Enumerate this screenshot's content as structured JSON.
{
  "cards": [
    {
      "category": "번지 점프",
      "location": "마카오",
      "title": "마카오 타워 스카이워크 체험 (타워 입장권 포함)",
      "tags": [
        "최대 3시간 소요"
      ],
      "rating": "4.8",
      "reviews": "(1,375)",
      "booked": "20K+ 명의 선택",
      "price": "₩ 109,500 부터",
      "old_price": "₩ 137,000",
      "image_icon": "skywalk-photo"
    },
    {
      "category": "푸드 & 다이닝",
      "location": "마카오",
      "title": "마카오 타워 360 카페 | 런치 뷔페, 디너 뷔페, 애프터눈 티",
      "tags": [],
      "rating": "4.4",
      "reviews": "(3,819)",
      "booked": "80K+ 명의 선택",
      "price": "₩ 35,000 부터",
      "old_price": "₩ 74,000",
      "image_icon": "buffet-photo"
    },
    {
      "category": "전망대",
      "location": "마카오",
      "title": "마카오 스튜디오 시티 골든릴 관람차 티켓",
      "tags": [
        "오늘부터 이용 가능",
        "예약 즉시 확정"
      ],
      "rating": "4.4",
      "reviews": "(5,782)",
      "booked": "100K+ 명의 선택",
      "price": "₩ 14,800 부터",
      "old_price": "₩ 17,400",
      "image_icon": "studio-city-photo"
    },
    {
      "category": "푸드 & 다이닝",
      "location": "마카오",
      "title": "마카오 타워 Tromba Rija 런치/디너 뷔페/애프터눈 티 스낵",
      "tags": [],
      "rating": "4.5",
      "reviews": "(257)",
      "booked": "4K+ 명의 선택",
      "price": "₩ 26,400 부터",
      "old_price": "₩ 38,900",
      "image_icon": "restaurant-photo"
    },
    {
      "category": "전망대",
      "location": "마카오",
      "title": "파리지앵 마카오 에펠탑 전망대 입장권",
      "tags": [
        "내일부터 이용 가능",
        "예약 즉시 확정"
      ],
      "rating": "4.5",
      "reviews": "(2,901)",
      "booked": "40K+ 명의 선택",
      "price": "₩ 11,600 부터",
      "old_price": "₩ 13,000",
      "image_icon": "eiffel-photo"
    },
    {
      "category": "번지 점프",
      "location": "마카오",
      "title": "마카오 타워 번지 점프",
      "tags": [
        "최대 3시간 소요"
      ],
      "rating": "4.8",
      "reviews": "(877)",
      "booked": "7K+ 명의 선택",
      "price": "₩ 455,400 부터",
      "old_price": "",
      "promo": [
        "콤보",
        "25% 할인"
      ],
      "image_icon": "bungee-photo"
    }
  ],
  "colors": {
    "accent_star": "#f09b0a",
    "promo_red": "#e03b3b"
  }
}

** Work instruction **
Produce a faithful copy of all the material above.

** Task solution **
Enumerate this screenshot's content as structured JSON.
{
  "cards": [
    {
      "category": "번지 점프",
      "location": "마카오",
      "title": "마카오 타워 스카이워크 체험 (타워 입장권 포함)",
      "tags": [
        "최대 3시간 소요"
      ],
      "rating": "4.8",
      "reviews": "(1,375)",
      "booked": "20K+ 명의 선택",
      "price": "₩ 109,500 부터",
      "old_price": "₩ 137,000",
      "image_icon": "skywalk-photo"
    },
    {
      "category": "푸드 & 다이닝",
      "location": "마카오",
      "title": "마카오 타워 360 카페 | 런치 뷔페, 디너 뷔페, 애프터눈 티",
      "tags": [],
      "rating": "4.4",
      "reviews": "(3,819)",
      "booked": "80K+ 명의 선택",
      "price": "₩ 35,000 부터",
      "old_price": "₩ 74,000",
      "image_icon": "buffet-photo"
    },
    {
      "category": "전망대",
      "location": "마카오",
      "title": "마카오 스튜디오 시티 골든릴 관람차 티켓",
      "tags": [
        "오늘부터 이용 가능",
        "예약 즉시 확정"
      ],
      "rating": "4.4",
      "reviews": "(5,782)",
      "booked": "100K+ 명의 선택",
      "price": "₩ 14,800 부터",
      "old_price": "₩ 17,400",
      "image_icon": "studio-city-photo"
    },
    {
      "category": "푸드 & 다이닝",
      "location": "마카오",
      "title": "마카오 타워 Tromba Rija 런치/디너 뷔페/애프터눈 티 스낵",
      "tags": [],
      "rating": "4.5",
      "reviews": "(257)",
      "booked": "4K+ 명의 선택",
      "price": "₩ 26,400 부터",
      "old_price": "₩ 38,900",
      "image_icon": "restaurant-photo"
    },
    {
      "category": "전망대",
      "location": "마카오",
      "title": "파리지앵 마카오 에펠탑 전망대 입장권",
      "tags": [
        "내일부터 이용 가능",
        "예약 즉시 확정"
      ],
      "rating": "4.5",
      "reviews": "(2,901)",
      "booked": "40K+ 명의 선택",
      "price": "₩ 11,600 부터",
      "old_price": "₩ 13,000",
      "image_icon": "eiffel-photo"
    },
    {
      "category": "번지 점프",
      "location": "마카오",
      "title": "마카오 타워 번지 점프",
      "tags": [
        "최대 3시간 소요"
      ],
      "rating": "4.8",
      "reviews": "(877)",
      "booked": "7K+ 명의 선택",
      "price": "₩ 455,400 부터",
      "old_price": "",
      "promo": [
        "콤보",
        "25% 할인"
      ],
      "image_icon": "bungee-photo"
    }
  ],
  "colors": {
    "accent_star": "#f09b0a",
    "promo_red": "#e03b3b"
  }
}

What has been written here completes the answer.